Material supplied: Begin

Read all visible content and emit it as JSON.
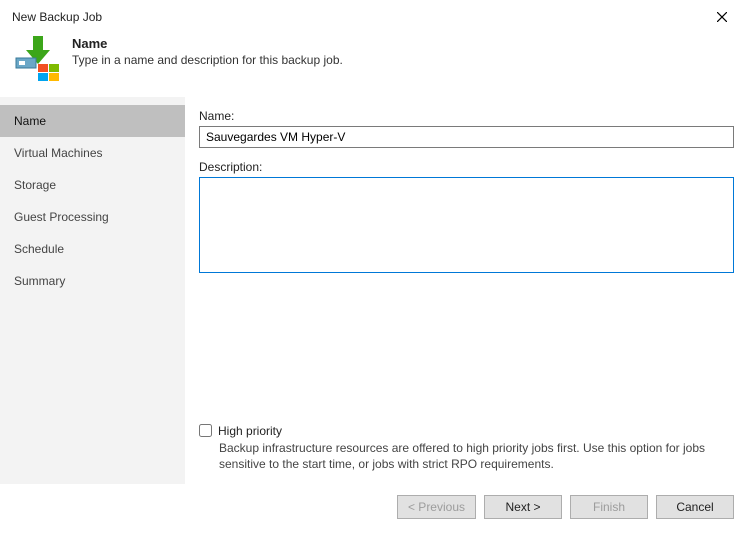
{
  "window": {
    "title": "New Backup Job"
  },
  "header": {
    "title": "Name",
    "subtitle": "Type in a name and description for this backup job."
  },
  "sidebar": {
    "items": [
      {
        "label": "Name",
        "active": true
      },
      {
        "label": "Virtual Machines",
        "active": false
      },
      {
        "label": "Storage",
        "active": false
      },
      {
        "label": "Guest Processing",
        "active": false
      },
      {
        "label": "Schedule",
        "active": false
      },
      {
        "label": "Summary",
        "active": false
      }
    ]
  },
  "form": {
    "name_label": "Name:",
    "name_value": "Sauvegardes VM Hyper-V",
    "description_label": "Description:",
    "description_value": "",
    "high_priority_label": "High priority",
    "high_priority_checked": false,
    "high_priority_hint": "Backup infrastructure resources are offered to high priority jobs first. Use this option for jobs sensitive to the start time, or jobs with strict RPO requirements."
  },
  "buttons": {
    "previous": "< Previous",
    "next": "Next >",
    "finish": "Finish",
    "cancel": "Cancel"
  }
}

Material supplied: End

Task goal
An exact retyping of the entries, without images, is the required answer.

Task answer
Read all visible content and emit it as JSON.
{
  "window": {
    "title": "New Backup Job"
  },
  "header": {
    "title": "Name",
    "subtitle": "Type in a name and description for this backup job."
  },
  "sidebar": {
    "items": [
      {
        "label": "Name",
        "active": true
      },
      {
        "label": "Virtual Machines",
        "active": false
      },
      {
        "label": "Storage",
        "active": false
      },
      {
        "label": "Guest Processing",
        "active": false
      },
      {
        "label": "Schedule",
        "active": false
      },
      {
        "label": "Summary",
        "active": false
      }
    ]
  },
  "form": {
    "name_label": "Name:",
    "name_value": "Sauvegardes VM Hyper-V",
    "description_label": "Description:",
    "description_value": "",
    "high_priority_label": "High priority",
    "high_priority_checked": false,
    "high_priority_hint": "Backup infrastructure resources are offered to high priority jobs first. Use this option for jobs sensitive to the start time, or jobs with strict RPO requirements."
  },
  "buttons": {
    "previous": "< Previous",
    "next": "Next >",
    "finish": "Finish",
    "cancel": "Cancel"
  }
}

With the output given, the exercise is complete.